Joint replacement to cost $5 billion by 2030: study
Knee and hip replacements for osteoarthritis are expected to rise by up to 276 per cent by 2030, costing Australia’s health care system over $5 billion, according to new research.
A new study has found that obesity and an ageing population will be the main drivers of growth in joint replacement surgeries for osteoarthritis (OA), with people aged over 40 more likely to undergo surgery.
The 2030 projections are based on data obtained through the Australian Orthopaedic Association National Joint Replacement Registry (AOANJRR) which includes joint replacement procedures performed across Australia from 2003 to 2013.
The study, published today in BMC Musculoskeletal Disorders, found:
- Knee-replacement procedures for OA were forecast to increase by 276 per cent (from 42,920 procedures in 2013 to 161,231 in 2030)
- Hip replacement procedures for OA were predicted to rise by 208 per cent (from 25,945 procedures in 2013 to 79,795 in 2030)
- The proportion of Australian adults who are overweight or obese is anticipated to exceed 70 per cent by 2030, resulting in an extra 25,000 knee replacement surgeries, costing an additional $521 million
- Reducing obesity levels in Australia by 5 per cent could result in up to 8,062 fewer procedures – saving $170 million
Hip and knee replacements remain cost-effective operations for patients with end stage arthritis and numerous studies have demonstrated decreased pain, improved function and better quality of life following joint replacement.
But study author, Associate Professor Ilana Ackerman, from Monash University’s School of Public Health and Preventive Medicine, said the study raised concerns about Australia’s capacity to meet future national demand for joint replacement surgery.
“If surgery trends for osteoarthritis continue, Australia faces significant healthcare budget and health workforce implications,” Associate Professor Ackerman said.
“These results provide a strong policy and public health argument for supporting weight-loss campaigns and interventions.
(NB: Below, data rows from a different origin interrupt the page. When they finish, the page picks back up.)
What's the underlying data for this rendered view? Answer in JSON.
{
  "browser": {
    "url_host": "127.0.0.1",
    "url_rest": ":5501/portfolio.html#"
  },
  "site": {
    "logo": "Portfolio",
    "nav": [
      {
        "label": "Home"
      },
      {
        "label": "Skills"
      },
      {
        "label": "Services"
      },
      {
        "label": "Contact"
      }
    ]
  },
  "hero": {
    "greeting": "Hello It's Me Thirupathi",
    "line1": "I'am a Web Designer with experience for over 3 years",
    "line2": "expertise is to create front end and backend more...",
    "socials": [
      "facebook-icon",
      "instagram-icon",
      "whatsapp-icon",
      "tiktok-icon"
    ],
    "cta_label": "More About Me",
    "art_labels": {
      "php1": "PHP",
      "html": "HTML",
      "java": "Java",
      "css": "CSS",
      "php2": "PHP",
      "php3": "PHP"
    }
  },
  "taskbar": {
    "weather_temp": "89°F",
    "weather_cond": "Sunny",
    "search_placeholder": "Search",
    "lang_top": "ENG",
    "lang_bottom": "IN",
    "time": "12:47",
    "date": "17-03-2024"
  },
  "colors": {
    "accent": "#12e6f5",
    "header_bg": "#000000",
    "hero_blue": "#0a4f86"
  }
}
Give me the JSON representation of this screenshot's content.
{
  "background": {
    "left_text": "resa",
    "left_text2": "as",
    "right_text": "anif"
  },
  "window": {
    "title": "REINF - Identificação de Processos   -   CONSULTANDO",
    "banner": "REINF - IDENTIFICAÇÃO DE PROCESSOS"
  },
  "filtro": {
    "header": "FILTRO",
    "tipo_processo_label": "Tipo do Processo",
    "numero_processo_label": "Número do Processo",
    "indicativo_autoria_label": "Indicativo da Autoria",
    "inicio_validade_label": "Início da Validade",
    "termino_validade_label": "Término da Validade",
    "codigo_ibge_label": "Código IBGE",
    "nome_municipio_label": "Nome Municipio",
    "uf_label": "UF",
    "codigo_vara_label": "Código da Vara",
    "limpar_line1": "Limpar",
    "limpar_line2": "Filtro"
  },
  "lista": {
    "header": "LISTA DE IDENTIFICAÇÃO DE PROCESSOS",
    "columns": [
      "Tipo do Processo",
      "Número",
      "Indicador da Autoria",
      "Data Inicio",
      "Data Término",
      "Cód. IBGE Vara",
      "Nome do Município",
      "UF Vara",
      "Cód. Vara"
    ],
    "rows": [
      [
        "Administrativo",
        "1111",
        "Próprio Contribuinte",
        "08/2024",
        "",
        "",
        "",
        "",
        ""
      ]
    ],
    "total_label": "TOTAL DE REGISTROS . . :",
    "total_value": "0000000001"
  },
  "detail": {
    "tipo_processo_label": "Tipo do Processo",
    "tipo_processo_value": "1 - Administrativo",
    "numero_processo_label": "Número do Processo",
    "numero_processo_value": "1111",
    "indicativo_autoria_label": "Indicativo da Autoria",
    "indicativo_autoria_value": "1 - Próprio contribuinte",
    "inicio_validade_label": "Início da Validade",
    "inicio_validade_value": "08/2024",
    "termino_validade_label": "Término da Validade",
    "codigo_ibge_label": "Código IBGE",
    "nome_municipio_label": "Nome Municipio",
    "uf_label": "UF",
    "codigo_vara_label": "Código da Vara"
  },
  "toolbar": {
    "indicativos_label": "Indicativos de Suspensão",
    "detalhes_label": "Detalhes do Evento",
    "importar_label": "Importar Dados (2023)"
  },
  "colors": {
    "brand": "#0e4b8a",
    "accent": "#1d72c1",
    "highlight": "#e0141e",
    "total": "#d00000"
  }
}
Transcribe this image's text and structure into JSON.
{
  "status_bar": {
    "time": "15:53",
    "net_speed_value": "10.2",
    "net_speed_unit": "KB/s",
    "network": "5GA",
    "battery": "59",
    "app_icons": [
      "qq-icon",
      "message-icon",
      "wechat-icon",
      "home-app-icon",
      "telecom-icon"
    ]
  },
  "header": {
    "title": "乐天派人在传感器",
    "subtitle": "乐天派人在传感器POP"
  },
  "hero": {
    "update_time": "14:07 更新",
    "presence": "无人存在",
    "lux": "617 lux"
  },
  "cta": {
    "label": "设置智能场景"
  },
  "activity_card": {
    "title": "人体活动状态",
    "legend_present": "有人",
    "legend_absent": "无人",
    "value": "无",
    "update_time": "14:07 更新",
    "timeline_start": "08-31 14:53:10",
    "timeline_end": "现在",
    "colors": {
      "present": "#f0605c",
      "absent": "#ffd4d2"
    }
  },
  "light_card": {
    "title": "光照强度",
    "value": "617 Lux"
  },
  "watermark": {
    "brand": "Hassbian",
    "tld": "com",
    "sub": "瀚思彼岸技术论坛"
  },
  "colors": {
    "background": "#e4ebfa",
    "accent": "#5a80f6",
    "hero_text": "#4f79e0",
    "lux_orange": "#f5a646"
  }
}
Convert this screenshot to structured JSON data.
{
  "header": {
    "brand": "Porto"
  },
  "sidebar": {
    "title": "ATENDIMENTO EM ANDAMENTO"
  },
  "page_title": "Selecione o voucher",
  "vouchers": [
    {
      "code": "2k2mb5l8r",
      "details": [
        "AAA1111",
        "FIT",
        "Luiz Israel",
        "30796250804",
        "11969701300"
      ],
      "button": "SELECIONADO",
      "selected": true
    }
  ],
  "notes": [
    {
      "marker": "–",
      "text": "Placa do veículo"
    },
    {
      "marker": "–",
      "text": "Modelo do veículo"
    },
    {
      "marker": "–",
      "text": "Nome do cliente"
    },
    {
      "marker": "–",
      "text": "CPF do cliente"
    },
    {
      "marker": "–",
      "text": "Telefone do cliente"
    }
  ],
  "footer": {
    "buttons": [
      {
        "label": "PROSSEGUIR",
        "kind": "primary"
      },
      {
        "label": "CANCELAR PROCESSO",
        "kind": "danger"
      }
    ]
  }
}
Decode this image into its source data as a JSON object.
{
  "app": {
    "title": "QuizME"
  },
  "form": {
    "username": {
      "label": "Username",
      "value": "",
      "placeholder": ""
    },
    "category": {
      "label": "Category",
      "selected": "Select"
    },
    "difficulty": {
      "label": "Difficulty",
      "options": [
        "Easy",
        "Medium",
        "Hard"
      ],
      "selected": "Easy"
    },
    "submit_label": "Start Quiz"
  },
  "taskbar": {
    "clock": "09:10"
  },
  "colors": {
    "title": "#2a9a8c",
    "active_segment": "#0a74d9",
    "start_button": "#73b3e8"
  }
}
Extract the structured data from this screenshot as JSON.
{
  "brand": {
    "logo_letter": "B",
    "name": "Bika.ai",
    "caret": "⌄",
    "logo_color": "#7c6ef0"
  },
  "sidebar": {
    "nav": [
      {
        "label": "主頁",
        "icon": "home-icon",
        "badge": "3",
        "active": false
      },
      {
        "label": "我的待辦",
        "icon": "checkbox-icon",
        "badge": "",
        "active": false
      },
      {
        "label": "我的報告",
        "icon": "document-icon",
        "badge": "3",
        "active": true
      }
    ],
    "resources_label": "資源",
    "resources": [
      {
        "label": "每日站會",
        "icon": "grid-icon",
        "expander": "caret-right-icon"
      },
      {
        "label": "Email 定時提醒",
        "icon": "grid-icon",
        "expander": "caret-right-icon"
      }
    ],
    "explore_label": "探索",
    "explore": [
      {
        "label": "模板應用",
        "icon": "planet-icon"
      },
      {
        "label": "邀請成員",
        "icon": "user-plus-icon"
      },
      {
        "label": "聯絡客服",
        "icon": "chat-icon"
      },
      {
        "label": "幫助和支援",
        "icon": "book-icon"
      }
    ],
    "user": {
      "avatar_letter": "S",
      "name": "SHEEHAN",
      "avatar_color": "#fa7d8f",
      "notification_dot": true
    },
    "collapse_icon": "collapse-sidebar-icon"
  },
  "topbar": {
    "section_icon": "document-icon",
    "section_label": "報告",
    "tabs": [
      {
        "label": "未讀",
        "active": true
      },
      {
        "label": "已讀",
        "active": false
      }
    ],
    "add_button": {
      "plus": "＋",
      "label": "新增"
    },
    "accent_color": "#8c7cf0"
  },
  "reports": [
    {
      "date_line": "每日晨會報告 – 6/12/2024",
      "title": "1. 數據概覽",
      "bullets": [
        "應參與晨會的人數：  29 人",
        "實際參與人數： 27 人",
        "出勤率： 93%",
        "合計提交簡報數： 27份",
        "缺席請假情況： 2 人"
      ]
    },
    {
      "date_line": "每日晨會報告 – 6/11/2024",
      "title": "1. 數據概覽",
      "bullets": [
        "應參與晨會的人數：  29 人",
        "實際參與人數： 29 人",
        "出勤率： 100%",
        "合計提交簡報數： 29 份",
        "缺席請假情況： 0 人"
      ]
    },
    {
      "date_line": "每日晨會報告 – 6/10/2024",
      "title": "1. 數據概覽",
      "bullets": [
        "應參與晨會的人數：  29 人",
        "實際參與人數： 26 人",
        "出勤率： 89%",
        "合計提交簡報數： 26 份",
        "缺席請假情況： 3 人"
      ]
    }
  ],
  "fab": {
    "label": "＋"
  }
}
Strategies to reduce national obesity could produce important knee replacement-savings.”
Co-author and AOANJRR Deputy Director Richard de Steiger said meeting the large growth in surgical demand will also prove challenging for Australia due to pressures on the surgical workforce and health budgets.
“Careful planning is needed to manage the impact of the expected rise in hip and knee replacements on the surgical workforce, operating theatre wait-times, and the pressure on hospital administration,” said University of Melbourne Professor de Steiger, who is based at Epworth Healthcare, Richmond.
“Maintaining patient access to these procedures to enable improved quality of life and reduced pain is essential.”
The study was conducted to raise awareness of the problem and to inform future healthcare resource planning policies.
Associate Professor Ackerman said: “In order to meet joint replacement demand in 2030 and beyond, investment in prevention programs designed to limit obesity and other causes associated with hip and knee burden in Australia demands serious consideration.”